[ exact phrase in "" • results by date ]

[ Google-powered • results by relevance ]


News Home

Subscribe to RSS feed

Add NWW headlines to your site (click here)

Sign up for daily updates

Keep Wind Watch online and independent!

Donate $10

Donate $5

Selected Documents

All Documents

Research Links


Press Releases


Publications & Products

Photos & Graphics


Allied Groups

MSU chooses Concord for wind test  

Credit:  www.upnorthlive.com 2 September 2010 ~~

MANCELONA – Michigan State University has chosen Concord Montessori and Community School as a wind test site and the data will be available to the public.

The project came together quickly after CM&CS outdoor education coordinator Erik Schupbach attended the community wind forum in Bellaire last month.

MSU Extension staff suggested Schupbach contact MSU and fill out an application to be considered as a testing site.

“They called me five days later to let me know we’d been chosen,” Schupbach said.
The anemometer, a device used to measure wind velocity, will be installed Wednesday, Sept. 1.

“Anybody can request the tower,” Schupbach said. “MSU has had hundreds of requests for it. They said they were interested because we’re a school.”

CM&CS paid a $25 application fee and $250 for the 13-month equipment loan program. Other wind testing equipment loan programs can cost thousands of dollars and the data collected often is not available to the general public.

Data collected will be available to the public, posted on the MSU Web site (miwind.info) and the entire project will be used as an educational tool for CM&CS students.

“No one in this corridor has on-the-ground data,” Schupbach said. “This is the first anemometer study done along the corridor and we expect it will confirm what we know to be pretty good, sustained wind out here.”

According to MSU Extension specialist Eric Wittenberg, only high wind or lightning would delay installation for minutes or hours.

“We’re going for it,” he said Tuesday afternoon.

Schupbach said since the study is being conducted on public land will open the door for a future community wind project and more private land owners learning about the potential for wind energy.

Source:  www.upnorthlive.com 2 September 2010

This article is the work of the source indicated. Any opinions expressed in it are not necessarily those of National Wind Watch.

The copyright of this article resides with the author or publisher indicated.

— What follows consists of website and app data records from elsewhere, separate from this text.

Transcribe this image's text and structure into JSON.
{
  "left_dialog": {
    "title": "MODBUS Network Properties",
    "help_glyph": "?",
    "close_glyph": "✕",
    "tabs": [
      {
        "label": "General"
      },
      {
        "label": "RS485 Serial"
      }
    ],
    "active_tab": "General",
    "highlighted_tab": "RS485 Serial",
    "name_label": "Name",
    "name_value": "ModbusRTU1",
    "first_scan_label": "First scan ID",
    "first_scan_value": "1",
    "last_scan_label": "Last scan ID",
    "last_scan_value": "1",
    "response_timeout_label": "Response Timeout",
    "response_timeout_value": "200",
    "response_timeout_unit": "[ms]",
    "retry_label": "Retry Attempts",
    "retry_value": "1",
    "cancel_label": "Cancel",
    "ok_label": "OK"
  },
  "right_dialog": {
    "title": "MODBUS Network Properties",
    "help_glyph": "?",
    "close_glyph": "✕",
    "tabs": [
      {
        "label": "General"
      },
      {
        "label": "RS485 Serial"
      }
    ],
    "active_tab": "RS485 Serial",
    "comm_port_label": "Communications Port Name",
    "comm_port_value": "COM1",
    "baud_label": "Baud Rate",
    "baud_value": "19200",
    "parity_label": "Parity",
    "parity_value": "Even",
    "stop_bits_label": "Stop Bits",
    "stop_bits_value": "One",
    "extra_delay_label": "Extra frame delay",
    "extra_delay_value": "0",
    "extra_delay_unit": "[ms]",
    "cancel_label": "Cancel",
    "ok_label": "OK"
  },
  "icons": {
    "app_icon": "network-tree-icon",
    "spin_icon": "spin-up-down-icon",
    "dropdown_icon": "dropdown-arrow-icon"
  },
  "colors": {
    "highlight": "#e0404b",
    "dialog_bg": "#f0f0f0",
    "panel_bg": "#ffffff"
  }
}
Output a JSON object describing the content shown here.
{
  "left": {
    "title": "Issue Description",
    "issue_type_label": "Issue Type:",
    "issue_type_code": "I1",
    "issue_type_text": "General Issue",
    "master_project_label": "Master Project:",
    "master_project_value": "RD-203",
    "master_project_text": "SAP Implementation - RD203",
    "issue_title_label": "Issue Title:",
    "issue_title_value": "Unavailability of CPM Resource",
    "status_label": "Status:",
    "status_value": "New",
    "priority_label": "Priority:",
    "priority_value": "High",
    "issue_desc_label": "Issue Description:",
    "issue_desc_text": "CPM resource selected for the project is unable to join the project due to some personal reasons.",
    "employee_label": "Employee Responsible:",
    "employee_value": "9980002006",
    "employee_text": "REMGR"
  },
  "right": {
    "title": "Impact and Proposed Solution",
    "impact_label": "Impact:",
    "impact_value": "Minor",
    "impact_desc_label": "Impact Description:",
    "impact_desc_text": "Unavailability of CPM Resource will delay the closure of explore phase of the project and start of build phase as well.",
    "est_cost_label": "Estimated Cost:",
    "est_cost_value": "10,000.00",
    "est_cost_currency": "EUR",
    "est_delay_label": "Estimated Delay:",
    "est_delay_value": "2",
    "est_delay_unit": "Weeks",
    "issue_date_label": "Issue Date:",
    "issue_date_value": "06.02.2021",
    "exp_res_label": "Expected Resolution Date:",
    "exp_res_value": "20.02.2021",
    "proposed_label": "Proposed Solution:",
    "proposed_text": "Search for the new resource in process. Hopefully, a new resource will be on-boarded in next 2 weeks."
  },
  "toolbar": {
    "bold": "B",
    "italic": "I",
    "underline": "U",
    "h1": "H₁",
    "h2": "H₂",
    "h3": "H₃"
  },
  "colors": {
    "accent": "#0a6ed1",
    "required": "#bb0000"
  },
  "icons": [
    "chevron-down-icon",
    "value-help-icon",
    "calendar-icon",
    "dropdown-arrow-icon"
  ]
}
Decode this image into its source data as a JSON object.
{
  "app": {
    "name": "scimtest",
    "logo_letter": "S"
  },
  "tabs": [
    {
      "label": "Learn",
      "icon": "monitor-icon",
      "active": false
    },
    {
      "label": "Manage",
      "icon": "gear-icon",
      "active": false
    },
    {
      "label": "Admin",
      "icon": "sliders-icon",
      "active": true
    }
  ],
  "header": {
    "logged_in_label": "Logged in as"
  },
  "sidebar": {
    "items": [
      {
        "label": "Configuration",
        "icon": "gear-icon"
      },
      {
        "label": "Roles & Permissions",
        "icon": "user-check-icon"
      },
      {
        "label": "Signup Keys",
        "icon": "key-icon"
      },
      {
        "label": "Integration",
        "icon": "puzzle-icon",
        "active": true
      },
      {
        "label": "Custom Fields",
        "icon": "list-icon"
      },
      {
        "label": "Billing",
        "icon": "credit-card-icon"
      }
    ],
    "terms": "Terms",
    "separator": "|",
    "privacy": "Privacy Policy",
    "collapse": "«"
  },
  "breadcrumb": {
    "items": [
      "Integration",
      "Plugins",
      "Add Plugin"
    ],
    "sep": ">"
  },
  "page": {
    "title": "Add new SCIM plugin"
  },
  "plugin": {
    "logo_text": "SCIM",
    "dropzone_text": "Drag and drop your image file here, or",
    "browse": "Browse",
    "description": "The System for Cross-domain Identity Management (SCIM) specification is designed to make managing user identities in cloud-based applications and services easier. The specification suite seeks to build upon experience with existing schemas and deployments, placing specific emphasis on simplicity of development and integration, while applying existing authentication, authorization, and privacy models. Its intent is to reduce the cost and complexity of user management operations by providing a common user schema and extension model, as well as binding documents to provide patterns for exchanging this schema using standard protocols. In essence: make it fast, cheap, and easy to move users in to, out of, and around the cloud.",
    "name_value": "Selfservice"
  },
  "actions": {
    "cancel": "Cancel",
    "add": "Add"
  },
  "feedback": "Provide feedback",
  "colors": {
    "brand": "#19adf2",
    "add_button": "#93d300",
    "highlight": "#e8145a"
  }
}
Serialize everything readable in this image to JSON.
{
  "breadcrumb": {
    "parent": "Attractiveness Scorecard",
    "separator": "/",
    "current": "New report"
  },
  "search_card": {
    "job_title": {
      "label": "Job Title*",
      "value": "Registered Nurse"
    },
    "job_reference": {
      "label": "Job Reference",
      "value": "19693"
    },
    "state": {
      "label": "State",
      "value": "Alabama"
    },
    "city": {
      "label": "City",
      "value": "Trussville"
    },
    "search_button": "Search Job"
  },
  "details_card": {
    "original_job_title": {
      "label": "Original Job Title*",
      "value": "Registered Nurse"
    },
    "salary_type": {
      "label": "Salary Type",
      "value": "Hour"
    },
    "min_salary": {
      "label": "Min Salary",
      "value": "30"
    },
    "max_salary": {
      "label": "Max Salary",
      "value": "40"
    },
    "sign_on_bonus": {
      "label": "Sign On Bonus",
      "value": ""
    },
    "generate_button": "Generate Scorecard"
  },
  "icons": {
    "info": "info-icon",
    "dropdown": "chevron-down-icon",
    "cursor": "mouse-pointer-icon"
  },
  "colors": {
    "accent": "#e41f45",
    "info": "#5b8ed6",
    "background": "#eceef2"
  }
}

As part of its noncommercial effort to present the environmental, social, scientific, and economic issues of large-scale wind power development to a global audience seeking such information, National Wind Watch endeavors to observe “fair use” as provided for in section 107 of U.S. Copyright Law and similar “fair dealing” provisions of the copyright laws of other nations. Send requests to excerpt, general inquiries, and comments via e-mail.

Wind Watch relies entirely
on User Funding
Donate $5 PayPal Donate


News Watch Home

Get the Facts Follow Wind Watch on Twitter

Wind Watch on Facebook


© National Wind Watch, Inc.
Use of copyrighted material adheres to Fair Use.
"Wind Watch" is a registered trademark.